Today the test suite was started. I already had an outline complete with classes and method stubs, a setup, and some utility functions for bringing in test data. But I was finally able to create some of those important changes that will basically be reproduced with some slight variations for most of the rest of the tests. I think what was the most important thing that was accomplished was a slight performance improvement. Nothing is finalized yet, since my overall performance based architecture is still very new, but the changes seem to be the best possible way to solve the problem, regardless of how the new architecture works out.
And yes, this does bring me back to the discussion, what if I had been practicing test driven development from the beginning? Would I have made these errors in the first place?

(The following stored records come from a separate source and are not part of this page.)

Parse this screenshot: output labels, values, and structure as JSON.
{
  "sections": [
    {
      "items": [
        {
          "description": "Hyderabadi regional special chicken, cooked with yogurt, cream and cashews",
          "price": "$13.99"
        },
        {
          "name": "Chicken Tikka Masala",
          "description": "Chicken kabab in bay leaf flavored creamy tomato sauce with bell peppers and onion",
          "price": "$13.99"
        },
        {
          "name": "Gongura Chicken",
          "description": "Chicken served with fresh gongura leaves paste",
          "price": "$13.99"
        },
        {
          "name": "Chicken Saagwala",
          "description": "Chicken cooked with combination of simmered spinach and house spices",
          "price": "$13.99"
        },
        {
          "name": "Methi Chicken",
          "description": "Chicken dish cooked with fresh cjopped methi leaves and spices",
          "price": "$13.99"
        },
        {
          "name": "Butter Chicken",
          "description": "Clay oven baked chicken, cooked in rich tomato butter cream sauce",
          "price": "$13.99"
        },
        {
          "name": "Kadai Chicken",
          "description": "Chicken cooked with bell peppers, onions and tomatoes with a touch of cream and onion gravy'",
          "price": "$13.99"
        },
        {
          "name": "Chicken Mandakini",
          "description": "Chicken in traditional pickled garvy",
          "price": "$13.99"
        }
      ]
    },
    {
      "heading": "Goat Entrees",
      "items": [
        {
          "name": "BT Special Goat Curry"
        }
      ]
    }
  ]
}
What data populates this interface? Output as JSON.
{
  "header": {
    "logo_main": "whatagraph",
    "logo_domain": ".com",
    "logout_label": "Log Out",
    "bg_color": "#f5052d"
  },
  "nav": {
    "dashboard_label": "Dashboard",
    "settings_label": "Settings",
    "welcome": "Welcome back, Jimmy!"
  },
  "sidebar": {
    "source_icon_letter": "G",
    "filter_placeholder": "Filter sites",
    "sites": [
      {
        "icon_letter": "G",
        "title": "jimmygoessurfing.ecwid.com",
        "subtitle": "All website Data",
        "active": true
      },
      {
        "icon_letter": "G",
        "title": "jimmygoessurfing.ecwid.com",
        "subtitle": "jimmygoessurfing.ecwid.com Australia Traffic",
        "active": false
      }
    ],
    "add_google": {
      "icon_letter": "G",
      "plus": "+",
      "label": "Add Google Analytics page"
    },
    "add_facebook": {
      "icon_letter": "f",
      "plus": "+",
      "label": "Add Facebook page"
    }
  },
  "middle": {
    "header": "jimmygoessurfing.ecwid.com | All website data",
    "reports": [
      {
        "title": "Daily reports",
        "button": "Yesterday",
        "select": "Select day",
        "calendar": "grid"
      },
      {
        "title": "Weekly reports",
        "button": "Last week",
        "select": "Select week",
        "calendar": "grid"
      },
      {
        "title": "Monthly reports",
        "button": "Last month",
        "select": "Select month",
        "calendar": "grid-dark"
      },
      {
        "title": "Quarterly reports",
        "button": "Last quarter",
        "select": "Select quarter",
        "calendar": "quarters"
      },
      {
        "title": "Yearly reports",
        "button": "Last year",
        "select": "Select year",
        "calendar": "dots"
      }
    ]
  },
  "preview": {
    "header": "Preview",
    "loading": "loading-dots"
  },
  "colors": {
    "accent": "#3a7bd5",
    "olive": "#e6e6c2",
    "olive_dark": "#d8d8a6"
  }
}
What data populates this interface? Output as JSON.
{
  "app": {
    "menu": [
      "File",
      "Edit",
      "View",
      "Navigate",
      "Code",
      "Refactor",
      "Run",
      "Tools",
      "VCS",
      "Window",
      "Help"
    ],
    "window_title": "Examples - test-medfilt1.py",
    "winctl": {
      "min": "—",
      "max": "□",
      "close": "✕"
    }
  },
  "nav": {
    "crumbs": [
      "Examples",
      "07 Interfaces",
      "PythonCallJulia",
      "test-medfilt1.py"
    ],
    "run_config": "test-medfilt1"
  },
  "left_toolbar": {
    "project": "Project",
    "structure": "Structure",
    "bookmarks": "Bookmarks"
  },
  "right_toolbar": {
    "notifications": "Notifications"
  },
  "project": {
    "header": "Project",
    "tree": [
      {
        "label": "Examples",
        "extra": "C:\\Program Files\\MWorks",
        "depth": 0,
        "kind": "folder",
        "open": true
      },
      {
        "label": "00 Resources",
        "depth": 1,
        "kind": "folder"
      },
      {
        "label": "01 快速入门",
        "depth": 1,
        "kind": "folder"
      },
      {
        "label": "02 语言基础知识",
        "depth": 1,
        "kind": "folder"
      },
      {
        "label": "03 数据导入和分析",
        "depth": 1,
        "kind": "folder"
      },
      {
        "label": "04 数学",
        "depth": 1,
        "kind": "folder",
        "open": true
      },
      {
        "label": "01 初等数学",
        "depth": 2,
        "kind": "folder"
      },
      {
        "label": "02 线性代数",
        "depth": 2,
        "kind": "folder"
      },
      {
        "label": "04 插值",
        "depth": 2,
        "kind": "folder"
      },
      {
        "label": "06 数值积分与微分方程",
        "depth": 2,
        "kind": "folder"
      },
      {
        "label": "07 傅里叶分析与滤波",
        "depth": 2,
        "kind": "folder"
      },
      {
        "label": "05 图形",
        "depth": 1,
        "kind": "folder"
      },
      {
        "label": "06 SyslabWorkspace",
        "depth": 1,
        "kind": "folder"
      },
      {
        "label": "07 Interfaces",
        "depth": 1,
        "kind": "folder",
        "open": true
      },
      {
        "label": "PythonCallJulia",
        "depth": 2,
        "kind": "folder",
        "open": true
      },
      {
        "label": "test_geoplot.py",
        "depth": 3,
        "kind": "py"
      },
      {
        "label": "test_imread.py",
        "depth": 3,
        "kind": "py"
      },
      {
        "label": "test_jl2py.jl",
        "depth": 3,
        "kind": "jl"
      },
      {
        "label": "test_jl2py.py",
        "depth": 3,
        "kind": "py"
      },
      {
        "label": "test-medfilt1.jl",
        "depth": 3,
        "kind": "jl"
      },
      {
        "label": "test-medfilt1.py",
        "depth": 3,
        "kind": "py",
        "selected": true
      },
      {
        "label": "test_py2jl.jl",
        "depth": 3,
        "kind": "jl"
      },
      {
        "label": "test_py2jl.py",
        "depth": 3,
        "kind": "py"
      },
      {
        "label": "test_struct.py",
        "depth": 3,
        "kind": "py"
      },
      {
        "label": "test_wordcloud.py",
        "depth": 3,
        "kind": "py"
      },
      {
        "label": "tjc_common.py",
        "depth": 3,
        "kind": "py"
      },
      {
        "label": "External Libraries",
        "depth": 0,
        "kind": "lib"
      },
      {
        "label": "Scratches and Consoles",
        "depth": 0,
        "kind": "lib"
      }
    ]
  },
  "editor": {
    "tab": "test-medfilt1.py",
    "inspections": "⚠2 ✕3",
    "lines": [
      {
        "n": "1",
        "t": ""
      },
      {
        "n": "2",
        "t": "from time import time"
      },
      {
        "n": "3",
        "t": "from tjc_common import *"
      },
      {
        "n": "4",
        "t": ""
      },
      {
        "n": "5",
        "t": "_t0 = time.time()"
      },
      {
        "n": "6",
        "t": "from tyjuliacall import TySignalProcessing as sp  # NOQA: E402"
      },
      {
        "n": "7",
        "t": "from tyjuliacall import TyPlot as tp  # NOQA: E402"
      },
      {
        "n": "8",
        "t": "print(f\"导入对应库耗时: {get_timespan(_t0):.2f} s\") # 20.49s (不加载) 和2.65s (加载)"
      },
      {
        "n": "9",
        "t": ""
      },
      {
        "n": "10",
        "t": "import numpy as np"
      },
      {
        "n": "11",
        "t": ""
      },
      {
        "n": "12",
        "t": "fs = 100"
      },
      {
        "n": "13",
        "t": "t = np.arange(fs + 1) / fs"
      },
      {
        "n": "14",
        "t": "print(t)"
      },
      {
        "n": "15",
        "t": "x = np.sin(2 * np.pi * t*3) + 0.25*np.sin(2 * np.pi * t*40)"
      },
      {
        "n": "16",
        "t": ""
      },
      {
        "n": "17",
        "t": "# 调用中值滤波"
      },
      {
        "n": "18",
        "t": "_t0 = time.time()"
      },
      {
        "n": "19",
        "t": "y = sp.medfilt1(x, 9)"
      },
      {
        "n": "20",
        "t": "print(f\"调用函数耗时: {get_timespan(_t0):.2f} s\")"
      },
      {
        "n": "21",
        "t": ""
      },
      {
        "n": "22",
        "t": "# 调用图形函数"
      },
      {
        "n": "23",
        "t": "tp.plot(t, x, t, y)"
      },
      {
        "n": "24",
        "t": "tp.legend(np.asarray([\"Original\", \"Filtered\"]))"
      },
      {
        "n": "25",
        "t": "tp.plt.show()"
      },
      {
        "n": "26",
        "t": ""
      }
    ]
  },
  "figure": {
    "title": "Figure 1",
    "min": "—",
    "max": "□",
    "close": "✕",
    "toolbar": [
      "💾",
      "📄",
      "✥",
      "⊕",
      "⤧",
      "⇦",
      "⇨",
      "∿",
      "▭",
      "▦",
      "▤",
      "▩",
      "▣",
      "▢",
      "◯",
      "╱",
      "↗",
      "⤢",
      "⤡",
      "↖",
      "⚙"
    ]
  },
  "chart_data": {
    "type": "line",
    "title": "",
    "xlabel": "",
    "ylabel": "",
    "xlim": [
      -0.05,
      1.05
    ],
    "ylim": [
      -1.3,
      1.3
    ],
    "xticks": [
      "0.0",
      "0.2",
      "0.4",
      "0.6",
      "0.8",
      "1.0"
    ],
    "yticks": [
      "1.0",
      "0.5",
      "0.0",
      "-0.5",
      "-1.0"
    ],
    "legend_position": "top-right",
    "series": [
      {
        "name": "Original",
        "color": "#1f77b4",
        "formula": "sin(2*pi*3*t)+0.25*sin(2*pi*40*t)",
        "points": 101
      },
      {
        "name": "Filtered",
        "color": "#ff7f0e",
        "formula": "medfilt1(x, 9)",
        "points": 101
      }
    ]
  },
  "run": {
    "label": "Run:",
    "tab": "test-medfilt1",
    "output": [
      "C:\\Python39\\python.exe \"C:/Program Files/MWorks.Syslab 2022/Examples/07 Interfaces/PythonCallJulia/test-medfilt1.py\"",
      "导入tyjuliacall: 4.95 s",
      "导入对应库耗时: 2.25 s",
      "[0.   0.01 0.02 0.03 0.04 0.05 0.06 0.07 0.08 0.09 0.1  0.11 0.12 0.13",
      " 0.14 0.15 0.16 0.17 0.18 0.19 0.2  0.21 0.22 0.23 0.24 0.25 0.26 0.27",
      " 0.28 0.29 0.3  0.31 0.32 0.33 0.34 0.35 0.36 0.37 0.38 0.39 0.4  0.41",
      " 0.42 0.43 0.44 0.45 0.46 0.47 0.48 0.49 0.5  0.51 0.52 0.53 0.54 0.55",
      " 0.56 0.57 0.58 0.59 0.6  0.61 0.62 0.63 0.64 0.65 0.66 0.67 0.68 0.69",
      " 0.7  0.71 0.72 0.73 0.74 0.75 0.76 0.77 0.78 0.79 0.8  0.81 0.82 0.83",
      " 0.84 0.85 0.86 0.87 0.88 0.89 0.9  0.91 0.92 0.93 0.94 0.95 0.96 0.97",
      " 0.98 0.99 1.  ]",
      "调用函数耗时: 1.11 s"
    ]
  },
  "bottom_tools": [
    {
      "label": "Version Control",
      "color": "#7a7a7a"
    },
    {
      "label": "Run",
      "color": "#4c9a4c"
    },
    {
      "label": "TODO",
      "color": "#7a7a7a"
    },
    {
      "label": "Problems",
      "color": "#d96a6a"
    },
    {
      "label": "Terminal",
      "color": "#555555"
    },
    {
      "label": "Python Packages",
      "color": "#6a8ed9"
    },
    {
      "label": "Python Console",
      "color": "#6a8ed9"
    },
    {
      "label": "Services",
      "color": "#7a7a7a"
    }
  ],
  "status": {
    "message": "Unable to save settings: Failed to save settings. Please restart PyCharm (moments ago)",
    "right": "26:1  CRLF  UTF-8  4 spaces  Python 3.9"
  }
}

I think that when starting a product from nothing, we sort of assume that the basic, "guess and check" methodology will work best since it appears that we are actually accomplishing something. Yeah, it does work and it makes us feel good. I probably won't stop in the immediate future, but the more I design tests that just feel awkward with the style that I've been coding, the more I want to switch to test driven development.
I think that practice is the keyword for today. When looking at a rather small "pile of code" one can not begin to think of it as one would a corporation with hundreds or thousands of employees. The numbers can not be compared. All that one can actually do is to keep practicing.